Sanjay Upadhya: Nepal - The Taming Of The Crew
Nepal: The Taming Of The Crew
By Sanjay Upadhya
Prime Minister Girija Prasad Koirala probably did not return home expecting an extended convalescence after his surgery at a Bangkok hospital. The plethora of problems that have accumulated on the ground in his absence will not let him put his feet up as much as he might want to.
The Maoists’ – often contradictory -- interpretation of the June 16 eight-point accord, the discord within the Seven Party Alliance (SPA) over certain provisions of the deal, and differences within Koirala’s Nepali Congress on the prime minister’s support of a ceremonial monarchy are illustrative of the multiple layers of the challenges the much-vaunted peace process confronts.
Maoist leader Prachanda and chief ideologue Dr.
Baburam Bhattarai are back in
Kathmandu after concluding a tour of their base areas to sell the accord to the rank and file. In the run-up to the next “summit”, they have held preliminary talks with senior SPA leaders, who concluded that the eight-point accord was a “mistake” after signing it.
The comments of some SPA leaders, such as Unified Marxist Leninist (UML) general secretary Madhav Kumar Nepal, underscore the depths of the differences between the rebels and the mainstream parties. The Maoists’ call for the dissolution of the House of Representatives, the imperative of ensuring fair representation on the panel drafting the interim constitution, the exact status of the Maoists’ weapons before they can be inducted in a new interim government, among other things, would have to be addressed directly during a second “summit”.
More importantly, Prime Minister Koirala needs to take full charge of the SPA side of the process. Consider how top government ministers contradicted one another in responding to the Nepal Army’s rebuttal of the invective Prachanda spewed at the post-summit news conference. With such clumsiness, you certainly do not need the palace to scuttle the peace process.
The Maoists’ primacy over the process cannot obscure serious questions relating to their credibility as a partner. This is something firmly tied to the enigma that Prachanda still remains. Over the years, his perceived eloquence in expounding ideology has been useful in perpetuating the ambiguity the rebels used to build and wreck alliance among and within rival power centers.
Prachanda’s emergence at the news conference has shifted the parameters of the debate.

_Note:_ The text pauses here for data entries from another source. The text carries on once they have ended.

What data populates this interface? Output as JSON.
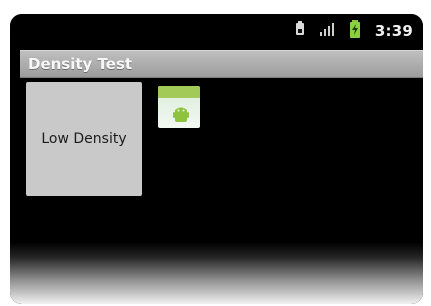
{
  "status_bar": {
    "time": "3:39",
    "icons": [
      "sim-icon",
      "signal-icon",
      "battery-charging-icon"
    ]
  },
  "app": {
    "title": "Density Test"
  },
  "content": {
    "density_label": "Low Density"
  },
  "colors": {
    "background": "#000000",
    "title_bar": "#a8a8a8",
    "panel": "#c9c9c9",
    "android_green": "#98c33f"
  }
}
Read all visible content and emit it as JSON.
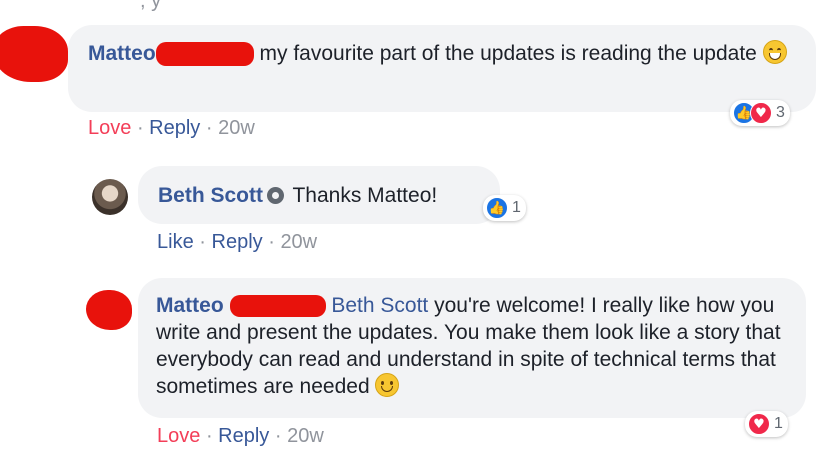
{
  "top_fragment": ", y",
  "comments": [
    {
      "author": "Matteo",
      "text": "my favourite part of the updates is reading the update",
      "emoji_icon": "grinning-face-icon",
      "reactions": {
        "icons": [
          "like-icon",
          "love-icon"
        ],
        "count": "3"
      },
      "actions": {
        "primary": "Love",
        "reply": "Reply",
        "time": "20w"
      }
    },
    {
      "author": "Beth Scott",
      "text": "Thanks Matteo!",
      "badge_icon": "admin-badge-icon",
      "reactions": {
        "icons": [
          "like-icon"
        ],
        "count": "1"
      },
      "actions": {
        "primary": "Like",
        "reply": "Reply",
        "time": "20w"
      }
    },
    {
      "author": "Matteo",
      "mention": "Beth Scott",
      "text": "you're welcome! I really like how you write and present the updates. You make them look like a story that everybody can read and understand in spite of technical terms that sometimes are needed",
      "emoji_icon": "smiling-face-icon",
      "reactions": {
        "icons": [
          "love-icon"
        ],
        "count": "1"
      },
      "actions": {
        "primary": "Love",
        "reply": "Reply",
        "time": "20w"
      }
    }
  ],
  "separator": "·",
  "colors": {
    "author_blue": "#385898",
    "love_red": "#f33e58",
    "meta_gray": "#90949c",
    "bubble_bg": "#f2f3f5",
    "redaction_red": "#e8120c"
  }
}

Can his reputation for tolerating no dissent within his organization weld into the imperative of free and open deliberations the multiparty system – at least the SPA version of it -- presupposes?

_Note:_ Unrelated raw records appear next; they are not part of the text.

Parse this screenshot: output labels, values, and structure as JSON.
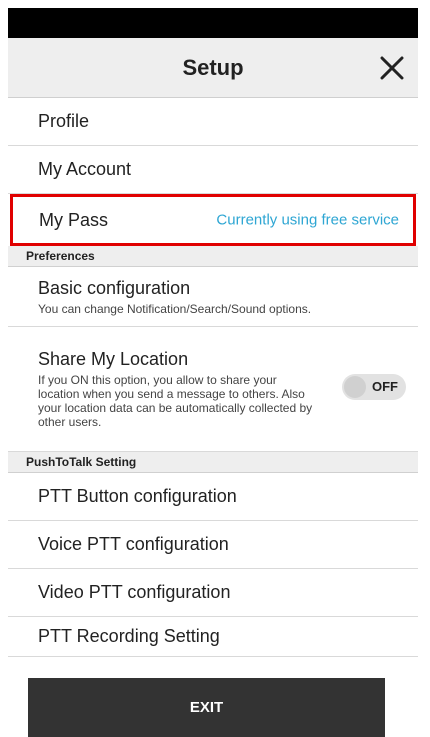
{
  "header": {
    "title": "Setup",
    "close_icon": "close-x-icon"
  },
  "items_top": [
    {
      "label": "Profile"
    },
    {
      "label": "My Account"
    }
  ],
  "my_pass": {
    "label": "My Pass",
    "status": "Currently using free service",
    "status_color": "#2ea6d3",
    "highlight_color": "#e00000"
  },
  "preferences": {
    "header": "Preferences",
    "basic": {
      "label": "Basic configuration",
      "desc": "You can change Notification/Search/Sound options."
    },
    "share": {
      "label": "Share My Location",
      "desc": "If you ON this option, you allow to share your location when you send a message to others. Also your location data can be automatically collected by other users.",
      "toggle": "OFF"
    }
  },
  "ptt": {
    "header": "PushToTalk Setting",
    "items": [
      {
        "label": "PTT Button configuration"
      },
      {
        "label": "Voice PTT configuration"
      },
      {
        "label": "Video PTT configuration"
      },
      {
        "label": "PTT Recording Setting"
      }
    ]
  },
  "exit_label": "EXIT"
}
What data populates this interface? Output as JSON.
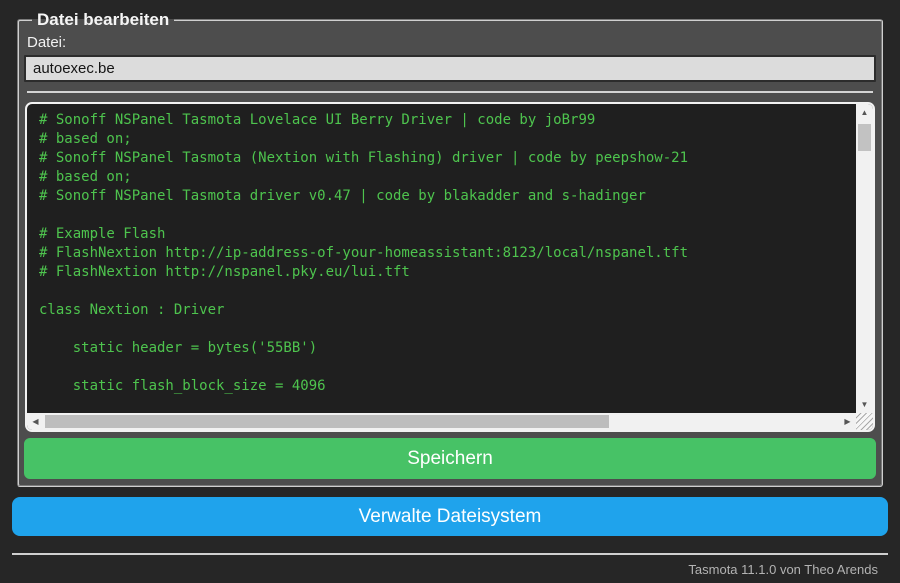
{
  "editor": {
    "legend": "Datei bearbeiten",
    "file_label": "Datei:",
    "file_input_value": "autoexec.be",
    "code_lines": [
      "# Sonoff NSPanel Tasmota Lovelace UI Berry Driver | code by joBr99",
      "# based on;",
      "# Sonoff NSPanel Tasmota (Nextion with Flashing) driver | code by peepshow-21",
      "# based on;",
      "# Sonoff NSPanel Tasmota driver v0.47 | code by blakadder and s-hadinger",
      "",
      "# Example Flash",
      "# FlashNextion http://ip-address-of-your-homeassistant:8123/local/nspanel.tft",
      "# FlashNextion http://nspanel.pky.eu/lui.tft",
      "",
      "class Nextion : Driver",
      "",
      "    static header = bytes('55BB')",
      "",
      "    static flash_block_size = 4096"
    ],
    "save_button_label": "Speichern"
  },
  "actions": {
    "manage_filesystem_button_label": "Verwalte Dateisystem"
  },
  "footer": {
    "text": "Tasmota 11.1.0 von Theo Arends"
  },
  "icons": {
    "scroll_up": "▲",
    "scroll_down": "▼",
    "scroll_left": "◀",
    "scroll_right": "▶"
  },
  "colors": {
    "page_background": "#262626",
    "panel_background": "#4d4d4d",
    "code_background": "#1f1f1f",
    "code_text": "#4ec44e",
    "save_button": "#47c266",
    "manage_button": "#1fa3ec",
    "input_background": "#dcdcdc"
  }
}
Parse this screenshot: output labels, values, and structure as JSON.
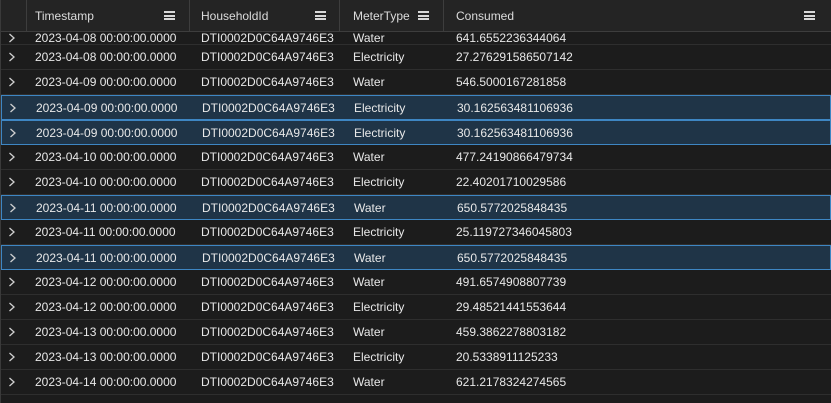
{
  "columns": [
    {
      "label": "Timestamp"
    },
    {
      "label": "HouseholdId"
    },
    {
      "label": "MeterType"
    },
    {
      "label": "Consumed"
    }
  ],
  "rows": [
    {
      "timestamp": "2023-04-08 00:00:00.0000",
      "household_id": "DTI0002D0C64A9746E3",
      "meter_type": "Water",
      "consumed": "641.6552236344064",
      "selected": false
    },
    {
      "timestamp": "2023-04-08 00:00:00.0000",
      "household_id": "DTI0002D0C64A9746E3",
      "meter_type": "Electricity",
      "consumed": "27.276291586507142",
      "selected": false
    },
    {
      "timestamp": "2023-04-09 00:00:00.0000",
      "household_id": "DTI0002D0C64A9746E3",
      "meter_type": "Water",
      "consumed": "546.5000167281858",
      "selected": false
    },
    {
      "timestamp": "2023-04-09 00:00:00.0000",
      "household_id": "DTI0002D0C64A9746E3",
      "meter_type": "Electricity",
      "consumed": "30.162563481106936",
      "selected": true
    },
    {
      "timestamp": "2023-04-09 00:00:00.0000",
      "household_id": "DTI0002D0C64A9746E3",
      "meter_type": "Electricity",
      "consumed": "30.162563481106936",
      "selected": true
    },
    {
      "timestamp": "2023-04-10 00:00:00.0000",
      "household_id": "DTI0002D0C64A9746E3",
      "meter_type": "Water",
      "consumed": "477.24190866479734",
      "selected": false
    },
    {
      "timestamp": "2023-04-10 00:00:00.0000",
      "household_id": "DTI0002D0C64A9746E3",
      "meter_type": "Electricity",
      "consumed": "22.40201710029586",
      "selected": false
    },
    {
      "timestamp": "2023-04-11 00:00:00.0000",
      "household_id": "DTI0002D0C64A9746E3",
      "meter_type": "Water",
      "consumed": "650.5772025848435",
      "selected": true
    },
    {
      "timestamp": "2023-04-11 00:00:00.0000",
      "household_id": "DTI0002D0C64A9746E3",
      "meter_type": "Electricity",
      "consumed": "25.119727346045803",
      "selected": false
    },
    {
      "timestamp": "2023-04-11 00:00:00.0000",
      "household_id": "DTI0002D0C64A9746E3",
      "meter_type": "Water",
      "consumed": "650.5772025848435",
      "selected": true
    },
    {
      "timestamp": "2023-04-12 00:00:00.0000",
      "household_id": "DTI0002D0C64A9746E3",
      "meter_type": "Water",
      "consumed": "491.6574908807739",
      "selected": false
    },
    {
      "timestamp": "2023-04-12 00:00:00.0000",
      "household_id": "DTI0002D0C64A9746E3",
      "meter_type": "Electricity",
      "consumed": "29.48521441553644",
      "selected": false
    },
    {
      "timestamp": "2023-04-13 00:00:00.0000",
      "household_id": "DTI0002D0C64A9746E3",
      "meter_type": "Water",
      "consumed": "459.3862278803182",
      "selected": false
    },
    {
      "timestamp": "2023-04-13 00:00:00.0000",
      "household_id": "DTI0002D0C64A9746E3",
      "meter_type": "Electricity",
      "consumed": "20.5338911125233",
      "selected": false
    },
    {
      "timestamp": "2023-04-14 00:00:00.0000",
      "household_id": "DTI0002D0C64A9746E3",
      "meter_type": "Water",
      "consumed": "621.2178324274565",
      "selected": false
    }
  ],
  "icons": {
    "column_menu": "menu-icon",
    "row_expander": "chevron-right-icon"
  },
  "colors": {
    "selection_border": "#3e86c3",
    "selection_background": "#1f3447"
  }
}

Would Prachanda’s abiding faith in the Nepalese people’s ultimate rejection of the monarchy in the constituent assembly elections really make him adhere to an opposite popular verdict as he has pledged? Or is the rebel leader’s eagerness to discard “parliamentary republicanism” in favor of a more locally relevant model merely the first draft of an opt-out clause?
Broadly speaking, is peace the real agenda of the entire rebel organization? After all, the Maoists took up arms against both the parliamentary system and the monarchy in 1996 vowing to establish a “people's republic.” Has the wisdom of allying with one foe to defeat the other been widely accepted in the ranks as a tactic or the logical culmination of the insurgency? In the latter case, can the foot soldiers adapt to competitive mainstream politics discarding the Great Helmsman’s adage that power grows out of the barrel of the gun?
Admittedly, the Maoists exhibited remarkable restraint during their massive rally in the capital recently. Many are tempted to believe that the rebels have sincerely chosen the path of pragmatic politics. However, is one example of moderation sufficient to erase the marauding of a decade?
The silence of military strategist Ram Bahadur Thapa “Badal” is becoming deafening by the day. Nanda Kishor Pun “Pasang”, another influential rebel commander, too, is said to be unhappy with the latest turn of events. Matrika Yadav, the most prominent Maoist leader from the Terai, has threatened to boycott the constituent assembly polls unless madhesis get citizenship certificates.
The economic dimensions of the Maoist ostensible transformation are murkier. Can Prachanda’s oft-repeated basic opposition to economic liberalization allow enough room for the encouragement of industry, creation of jobs and growth of for-profit enterprise.
If Prachanda’s sole substantive program consists of exploiting Yarchagumba, that rare fungus found only in the Himalayas and prized in traditional Chinese medicine as an aphrodisiac, then Finance Minister Ram Sharan Mahat should immediately begin private session in Economics 101 with the rebel leader. The imponderable, of course, is Prachanda’s willingness to listen.